CNIC Statement: With no decontamination, evacuation orders in radioactive areas of Fukushima should not be lifted
22 June, 2020
The Asahi newspaper reported on June 3 that the Ministry of Economics, Trade and Industry, the Environment Ministry and the Reconstruction Agency are investigating ways that evacuation orders, which still remain in some areas of Fukushima Prefecture due to the radioactive contamination caused by the Fukushima Daiichi nuclear power plant disaster, could be lifted without decontaminating the areas. The Nuclear Regulation Authority was consulted regarding the safety of allowing people back into the areas without decontaminating them first and a meeting of the Nuclear Emergency Response Headquarters has been called to review the conditions for lifting evacuations orders. This was triggered by Iitate Village in Fukushima Prefecture requesting the government, on 26 February, to allow them to create a ‘Recovery Park’ in the Nagadoro District of their village which is presently designated at a ‘Difficult-to-Return-Zone.’ This designation essentially means that people cannot enter because of the radiation danger, but Iitate Village wants the government to change the designation so that residents are able to enter freely.
The five towns and villages surrounding Iitate (Namie, Futaba, Okuma, Tomioka and Katsurao) maintain that decontamination is a prerequisite to lifting evacuation orders.

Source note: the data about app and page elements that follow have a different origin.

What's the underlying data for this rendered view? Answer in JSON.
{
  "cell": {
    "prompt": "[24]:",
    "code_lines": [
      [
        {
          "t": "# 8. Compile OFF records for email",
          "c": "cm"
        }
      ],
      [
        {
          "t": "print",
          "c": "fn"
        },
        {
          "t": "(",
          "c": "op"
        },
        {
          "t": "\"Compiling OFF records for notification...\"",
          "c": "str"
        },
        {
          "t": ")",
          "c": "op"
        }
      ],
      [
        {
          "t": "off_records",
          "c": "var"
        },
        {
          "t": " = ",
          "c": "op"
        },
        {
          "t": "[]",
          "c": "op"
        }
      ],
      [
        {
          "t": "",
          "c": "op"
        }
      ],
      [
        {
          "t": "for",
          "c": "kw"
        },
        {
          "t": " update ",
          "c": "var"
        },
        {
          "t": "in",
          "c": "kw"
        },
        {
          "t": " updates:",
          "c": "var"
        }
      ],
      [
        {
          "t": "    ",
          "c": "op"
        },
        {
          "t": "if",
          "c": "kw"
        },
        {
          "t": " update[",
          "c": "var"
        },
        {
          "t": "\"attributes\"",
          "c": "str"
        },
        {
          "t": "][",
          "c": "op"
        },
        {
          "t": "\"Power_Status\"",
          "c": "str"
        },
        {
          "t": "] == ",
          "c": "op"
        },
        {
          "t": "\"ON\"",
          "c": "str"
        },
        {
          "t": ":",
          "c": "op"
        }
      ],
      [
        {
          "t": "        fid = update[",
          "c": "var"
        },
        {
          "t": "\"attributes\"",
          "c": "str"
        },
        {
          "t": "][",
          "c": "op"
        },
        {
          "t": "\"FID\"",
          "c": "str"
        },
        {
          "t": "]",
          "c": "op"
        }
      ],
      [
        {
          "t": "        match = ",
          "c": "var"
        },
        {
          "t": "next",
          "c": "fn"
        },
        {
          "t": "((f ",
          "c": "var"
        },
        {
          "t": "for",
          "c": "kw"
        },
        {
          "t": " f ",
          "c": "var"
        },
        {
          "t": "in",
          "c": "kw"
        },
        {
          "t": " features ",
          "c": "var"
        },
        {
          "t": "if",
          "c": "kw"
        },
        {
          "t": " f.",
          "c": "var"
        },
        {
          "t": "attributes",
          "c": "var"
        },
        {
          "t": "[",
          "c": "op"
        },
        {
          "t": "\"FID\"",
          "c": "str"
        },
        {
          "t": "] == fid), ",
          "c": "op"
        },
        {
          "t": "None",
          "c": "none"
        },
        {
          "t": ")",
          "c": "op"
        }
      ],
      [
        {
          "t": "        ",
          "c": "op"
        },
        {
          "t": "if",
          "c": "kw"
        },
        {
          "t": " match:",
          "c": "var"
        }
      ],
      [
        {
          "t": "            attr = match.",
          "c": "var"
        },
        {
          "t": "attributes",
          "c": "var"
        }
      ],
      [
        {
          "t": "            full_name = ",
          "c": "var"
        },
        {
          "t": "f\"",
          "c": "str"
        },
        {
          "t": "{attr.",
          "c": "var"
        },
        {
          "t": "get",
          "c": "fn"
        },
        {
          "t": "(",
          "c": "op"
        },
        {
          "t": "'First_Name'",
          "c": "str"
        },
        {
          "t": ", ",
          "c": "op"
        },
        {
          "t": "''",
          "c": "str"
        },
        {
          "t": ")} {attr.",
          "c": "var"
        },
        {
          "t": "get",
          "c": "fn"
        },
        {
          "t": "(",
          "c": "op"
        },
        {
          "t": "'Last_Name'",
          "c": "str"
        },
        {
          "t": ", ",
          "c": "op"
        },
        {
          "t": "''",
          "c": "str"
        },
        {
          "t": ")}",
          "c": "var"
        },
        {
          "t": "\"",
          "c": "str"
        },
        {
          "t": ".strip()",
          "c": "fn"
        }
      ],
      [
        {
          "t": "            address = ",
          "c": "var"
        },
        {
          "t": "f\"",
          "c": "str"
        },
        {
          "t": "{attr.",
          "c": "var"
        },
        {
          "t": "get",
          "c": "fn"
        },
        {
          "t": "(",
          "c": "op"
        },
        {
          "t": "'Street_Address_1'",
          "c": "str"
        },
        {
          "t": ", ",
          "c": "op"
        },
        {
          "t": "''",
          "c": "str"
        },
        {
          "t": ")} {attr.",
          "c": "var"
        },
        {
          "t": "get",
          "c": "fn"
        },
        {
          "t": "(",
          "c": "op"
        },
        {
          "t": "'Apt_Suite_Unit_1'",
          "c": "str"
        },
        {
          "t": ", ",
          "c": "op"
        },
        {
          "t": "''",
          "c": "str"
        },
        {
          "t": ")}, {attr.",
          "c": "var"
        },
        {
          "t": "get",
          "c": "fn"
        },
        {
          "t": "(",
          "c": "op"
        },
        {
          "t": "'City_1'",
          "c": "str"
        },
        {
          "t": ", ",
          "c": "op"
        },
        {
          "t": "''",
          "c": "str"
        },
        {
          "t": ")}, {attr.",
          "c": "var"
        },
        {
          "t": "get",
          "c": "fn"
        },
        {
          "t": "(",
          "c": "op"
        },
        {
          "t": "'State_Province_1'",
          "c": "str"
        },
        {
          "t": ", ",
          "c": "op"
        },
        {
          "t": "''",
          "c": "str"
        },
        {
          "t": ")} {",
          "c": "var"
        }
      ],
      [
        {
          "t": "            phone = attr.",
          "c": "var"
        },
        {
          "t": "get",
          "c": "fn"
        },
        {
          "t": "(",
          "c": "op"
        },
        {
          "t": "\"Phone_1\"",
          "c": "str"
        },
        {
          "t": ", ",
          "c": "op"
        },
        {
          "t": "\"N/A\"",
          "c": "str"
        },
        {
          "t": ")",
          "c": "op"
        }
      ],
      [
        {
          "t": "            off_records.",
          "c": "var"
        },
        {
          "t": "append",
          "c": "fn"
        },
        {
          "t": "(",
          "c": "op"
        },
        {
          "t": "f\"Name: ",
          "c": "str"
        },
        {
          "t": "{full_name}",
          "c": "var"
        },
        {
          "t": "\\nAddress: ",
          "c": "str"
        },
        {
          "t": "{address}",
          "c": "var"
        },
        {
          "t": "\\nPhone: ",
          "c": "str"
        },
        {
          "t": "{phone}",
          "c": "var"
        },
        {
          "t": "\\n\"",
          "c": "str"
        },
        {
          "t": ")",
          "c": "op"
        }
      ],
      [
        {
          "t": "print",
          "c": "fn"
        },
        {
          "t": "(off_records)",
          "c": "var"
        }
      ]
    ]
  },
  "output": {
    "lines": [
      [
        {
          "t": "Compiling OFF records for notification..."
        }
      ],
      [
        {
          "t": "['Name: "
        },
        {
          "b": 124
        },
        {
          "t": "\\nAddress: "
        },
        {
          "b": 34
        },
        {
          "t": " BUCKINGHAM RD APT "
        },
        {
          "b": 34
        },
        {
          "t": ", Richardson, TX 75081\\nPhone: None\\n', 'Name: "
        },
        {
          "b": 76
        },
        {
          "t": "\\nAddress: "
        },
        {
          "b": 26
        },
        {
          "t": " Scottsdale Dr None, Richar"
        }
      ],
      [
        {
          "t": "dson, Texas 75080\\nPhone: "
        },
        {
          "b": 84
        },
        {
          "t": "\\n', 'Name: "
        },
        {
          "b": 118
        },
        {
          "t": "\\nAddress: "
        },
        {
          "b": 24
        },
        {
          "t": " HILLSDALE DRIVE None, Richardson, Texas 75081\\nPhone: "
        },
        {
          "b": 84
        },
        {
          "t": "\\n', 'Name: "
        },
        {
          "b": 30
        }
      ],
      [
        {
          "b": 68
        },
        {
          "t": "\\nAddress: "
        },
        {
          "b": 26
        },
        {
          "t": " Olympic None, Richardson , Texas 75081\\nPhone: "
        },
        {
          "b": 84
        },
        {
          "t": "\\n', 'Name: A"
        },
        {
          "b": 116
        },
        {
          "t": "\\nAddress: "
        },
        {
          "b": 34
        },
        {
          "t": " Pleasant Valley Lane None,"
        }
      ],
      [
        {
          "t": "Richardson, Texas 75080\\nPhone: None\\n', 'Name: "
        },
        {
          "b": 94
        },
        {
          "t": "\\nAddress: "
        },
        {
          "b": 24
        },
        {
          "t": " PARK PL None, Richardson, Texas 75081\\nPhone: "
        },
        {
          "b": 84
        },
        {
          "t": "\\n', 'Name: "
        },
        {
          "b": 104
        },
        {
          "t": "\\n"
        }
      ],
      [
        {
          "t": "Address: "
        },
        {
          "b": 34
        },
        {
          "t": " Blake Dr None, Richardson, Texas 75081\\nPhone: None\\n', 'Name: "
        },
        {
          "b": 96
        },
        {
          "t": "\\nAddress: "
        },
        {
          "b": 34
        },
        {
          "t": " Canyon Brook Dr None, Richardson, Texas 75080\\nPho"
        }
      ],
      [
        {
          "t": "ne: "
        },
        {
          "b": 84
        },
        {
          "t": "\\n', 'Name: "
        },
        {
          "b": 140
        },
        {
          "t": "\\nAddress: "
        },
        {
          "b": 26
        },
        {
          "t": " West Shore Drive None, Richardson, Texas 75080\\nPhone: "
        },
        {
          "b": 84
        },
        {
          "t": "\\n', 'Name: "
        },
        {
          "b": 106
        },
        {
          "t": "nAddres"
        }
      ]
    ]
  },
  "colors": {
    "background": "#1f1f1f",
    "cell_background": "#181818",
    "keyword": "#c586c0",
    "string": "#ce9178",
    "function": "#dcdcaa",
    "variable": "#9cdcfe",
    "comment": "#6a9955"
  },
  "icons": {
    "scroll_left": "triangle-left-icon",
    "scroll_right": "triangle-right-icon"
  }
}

Regarding lifting of restrictions in ‘Difficult-to-Return Zones’, the Fukushima Prefecture Governor, Uchibori Masao, commented: “It is very important to have comprehensive dialogues with the local municipalities regarding the basic policy of reducing radiation levels and the decontamination procedure.”
On June 11 the bipartisan Diet Member coalition against nuclear power (Genpatsu Zero-no-kai) had a hearing with the Cabinet Office’s team which supports victims of the nuclear disaster. The person from the team who attended the hearing said that, regarding lifting restrictions, “if there is a strong request from the local municipality, while ensuring the public is safe is a prerequisite, we are considering what type of evacuation order mechanism would be most appropriate.”

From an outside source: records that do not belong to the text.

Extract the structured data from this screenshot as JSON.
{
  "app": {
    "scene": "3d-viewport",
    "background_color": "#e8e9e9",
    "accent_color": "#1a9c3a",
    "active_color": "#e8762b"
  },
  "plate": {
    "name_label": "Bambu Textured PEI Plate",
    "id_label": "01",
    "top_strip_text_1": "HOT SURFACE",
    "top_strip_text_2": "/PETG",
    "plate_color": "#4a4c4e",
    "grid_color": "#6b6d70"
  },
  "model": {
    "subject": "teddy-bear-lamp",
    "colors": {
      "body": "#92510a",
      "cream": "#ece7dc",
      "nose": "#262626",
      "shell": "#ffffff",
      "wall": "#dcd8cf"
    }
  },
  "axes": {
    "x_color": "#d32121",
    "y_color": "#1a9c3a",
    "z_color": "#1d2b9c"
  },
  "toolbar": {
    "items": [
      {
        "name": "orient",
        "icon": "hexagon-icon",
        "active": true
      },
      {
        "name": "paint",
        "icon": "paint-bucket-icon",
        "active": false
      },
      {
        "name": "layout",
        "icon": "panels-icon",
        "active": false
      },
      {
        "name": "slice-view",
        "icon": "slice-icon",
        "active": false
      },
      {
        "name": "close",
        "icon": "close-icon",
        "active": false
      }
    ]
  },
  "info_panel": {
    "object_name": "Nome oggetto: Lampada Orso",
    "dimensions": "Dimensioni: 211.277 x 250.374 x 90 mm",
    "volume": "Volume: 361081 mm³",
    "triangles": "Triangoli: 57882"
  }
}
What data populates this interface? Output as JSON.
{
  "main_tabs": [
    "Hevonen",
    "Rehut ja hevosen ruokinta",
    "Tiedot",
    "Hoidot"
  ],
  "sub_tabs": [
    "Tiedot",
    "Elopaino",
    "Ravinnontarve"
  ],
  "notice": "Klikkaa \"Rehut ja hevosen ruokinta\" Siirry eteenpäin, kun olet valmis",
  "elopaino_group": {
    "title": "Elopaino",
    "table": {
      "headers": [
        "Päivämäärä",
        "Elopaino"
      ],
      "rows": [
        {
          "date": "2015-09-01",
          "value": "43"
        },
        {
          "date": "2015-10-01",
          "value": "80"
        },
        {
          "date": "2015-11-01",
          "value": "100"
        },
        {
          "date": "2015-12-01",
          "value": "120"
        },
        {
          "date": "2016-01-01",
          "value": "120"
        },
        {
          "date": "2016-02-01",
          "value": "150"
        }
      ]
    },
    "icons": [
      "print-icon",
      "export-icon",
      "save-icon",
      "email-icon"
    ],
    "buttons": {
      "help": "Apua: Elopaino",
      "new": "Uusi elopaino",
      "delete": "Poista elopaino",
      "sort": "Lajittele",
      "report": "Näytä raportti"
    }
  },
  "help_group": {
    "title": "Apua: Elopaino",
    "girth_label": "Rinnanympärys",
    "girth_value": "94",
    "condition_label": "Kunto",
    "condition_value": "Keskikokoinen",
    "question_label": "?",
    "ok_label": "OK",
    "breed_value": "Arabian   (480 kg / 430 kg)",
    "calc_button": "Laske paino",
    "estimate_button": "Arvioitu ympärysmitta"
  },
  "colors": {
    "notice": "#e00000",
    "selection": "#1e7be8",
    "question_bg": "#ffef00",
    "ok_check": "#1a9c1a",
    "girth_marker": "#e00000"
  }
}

The conditions for lifting evacuation orders have been decided by the Nuclear Emergency Response Headquarters and approved by Cabinet. They are:
1) The annual radiation dose, calculated from air dose rates, can be confirmed to be 20 mSv or below.
2) Infrastructure and services necessary for daily life have been basically restored; sufficient progress in decontamination work, centered on the living environment of children;
3) There has been adequate dialogue between the prefecture and municipal authorities and the residents.
Lifting evacuation orders with no decontamination completely disregards these conditions and therefore cannot be allowed.
There are three problems. The first one is that an accumulated annual dose of 20 mSv or less cannot be said to be safe. There is much research which shows that being exposed to 20 mSv or less per year can have impacts on human bodies. If the restrictions are lifted, children will be able to freely enter these areas, and there is a danger that the radiation they are exposed to will affect their health.
Secondly, there are several laws in Japan which set the radiation exposure limit for the general public at 1 mSv per year. Even if the natural decay of radioactive nuclides has brought the annual air dose rate to below 20 mSv, practically all of the present ‘Difficult-to-Return Zones’ are above 1 mSv per year. The restrictions are only supposed to be lifted after decontamination has brought radiation levels down to 1 mSv or below.
Thirdly, risks are already high if the restrictions are lifted when the annual radiation dose is below 20 mSv, but doing this without even decontaminating would make a dangerous exception. It would also violate the Act on Special Measures Against Radioactive Material Pollution, which states that decontamination is the “national responsibility”.
Even if Iitate Village is making this request, the national government should certainly not be allowed to abandon its responsibility and break the law by allowing the evacuation orders to be lifted with no decontamination.